This is a guest post by my friend Dennis Carlson.
Dennis and I started our music careers in the 90s at Rykodisc, which at the time was a mid-sized independent record label based out of Salem, MA. While our careers have gone in different directions since our start at Ryko (I moved onto Berklee in Boston, and Dennis founded an insurance agency in CA), I was pretty excited to meet up with Dennis this past year at SXSW and learn that he’s getting back into the music business. After talking with Dennis for a couple of minutes at the Gayngs shows, I realized what a resource he was for musicians who are interested in learning more about best practices with health care. I asked him to put together a quick overview of options and tips, which you can read below. Follow Dennis @gaslighteast
I am an ex-artist manager, current health insurance agent, and aspiring music licensing guru and this March I was fortunate enough to attend SXSW in Austin. My evenings were filled with amazing music by soon-to-be-known bands like The Naked and the Famous, once-known-and-back-again power rockers the Smoking Popes, and too-cool-to-ever-really-be-known smart hip hoppers Gayngs. During the day, on the other hand, I opted to hit up as many panels as possible. The first panel I attended was titled “Break a Leg! Musicians and Health Care Reform”. The purpose of the panel was to provide artists with information on the health care reform bill that was passed last year and discuss the options for coverage.
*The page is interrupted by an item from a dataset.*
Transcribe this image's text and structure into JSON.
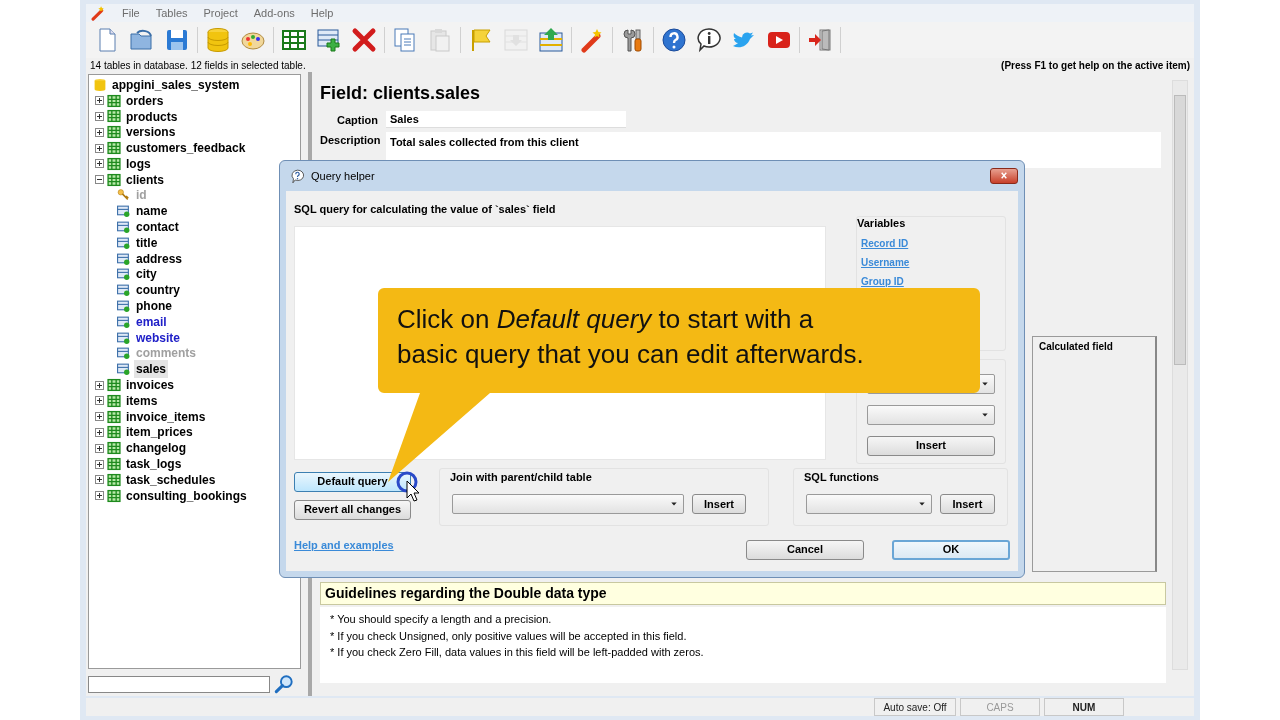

The panel highlighted the problem artists have finding health insurance coverage and provided valuable resources to assist with this problem. A notable panelist was Rogue Wave drummer Pat Spurgeon who discussed his experience waiting for a kidney transplant. His saga is chronicled in the gut-wrenching documentary “D-tour”.
As someone who assists individuals and small business owners every day in finding health insurance, I know these struggles all too well, but I also know a few tricks.
Here are some tips for navigating the health insurance world based upon on my experiences, and while they provide no guarantee of getting coverage, they should give some guidance and direction.
1) Find a reputable health insurance agent. This is probably the most important step. Agents know much more about health insurance than you do and will only be paid if you secure a health insurance policy. Despite what many people assume, it doesn’t cost you any more money to use an insurance agent than if you simply bought a policy directly from the insurance company. To find an agent in your area go to www.nahu.org and click Find an Agent.
2) Determine if you can qualify as a small business. If you are a band that is producing even modest revenue, then it might make sense to form a simple business entity like a partnership, LLC, or maybe even a corporation. Or if you are a solo artist, and can show Schedule C income when you file your taxes some insurance companies will treat you like a small business and offer the exact same plans and rates that any small business would qualify for. In California, if you are a sole-proprietor with Schedule C income and are married and file taxes jointly, Kaiser Permanente will offer you a small group health plan, with no medical questions.
3) Look into associations you are (or could be) a member of. Many industry associations and chambers of commerce have health plans available to their members. Many times the association dues are modest and the criteria to qualify as a member of the association are minimal. One such association is the Freelancers Union. Membership is free and members are eligible for the association health plans (and many other benefits too). At the moment, the health plan is only available to qualified freelancers who are residents of New York State. Think about what you do and then put your Google skills to work to find an association that fits you.
4) Check out your State sponsored options. Currently most states have some form of government sponsored health care available. Depending on your state, annual income, household size and other factors, you may qualify for assistance. The easiest way to figure out what you qualify for is to call the US Uninsured Help Line at 800-234-1317 or use the on-line eligibility tool at www.coverageforall.org . I’ve personally used this free service for individuals.
5) Check with your parents. One benefit of the health care reform bill that is already in effect is the ability for children under the age of 26 to stay (or rejoin) their parents health insurance plan. In the past, dependents between 19 and 25 had to be full-time students but this is no longer the case. If you are under 26 and your parents have health insurance ask them to inquire about what it takes to get on the plan.
Between now and 2014 we’re going to see many changes to the health care system, the way insurance companies are regulated, and individual access to coverage and care. What you knew about insurance last year is probably irrelevant, and by this time next year I’m confident the same will be true. The Federal government has done a decent job compiling information about changes at www.healthcare.gov, but be sure to utilize multiple sources to get the best and most current information. You are your best advocate.
Dennis Carlson owns Bespoke Benefits, an insurance agency in Davis, California. He also runs Gaslight-East an artist development and licensing company. He loves distilling the complexities of health insurance and the music business for anyone who asks. Follow him @gaslighteast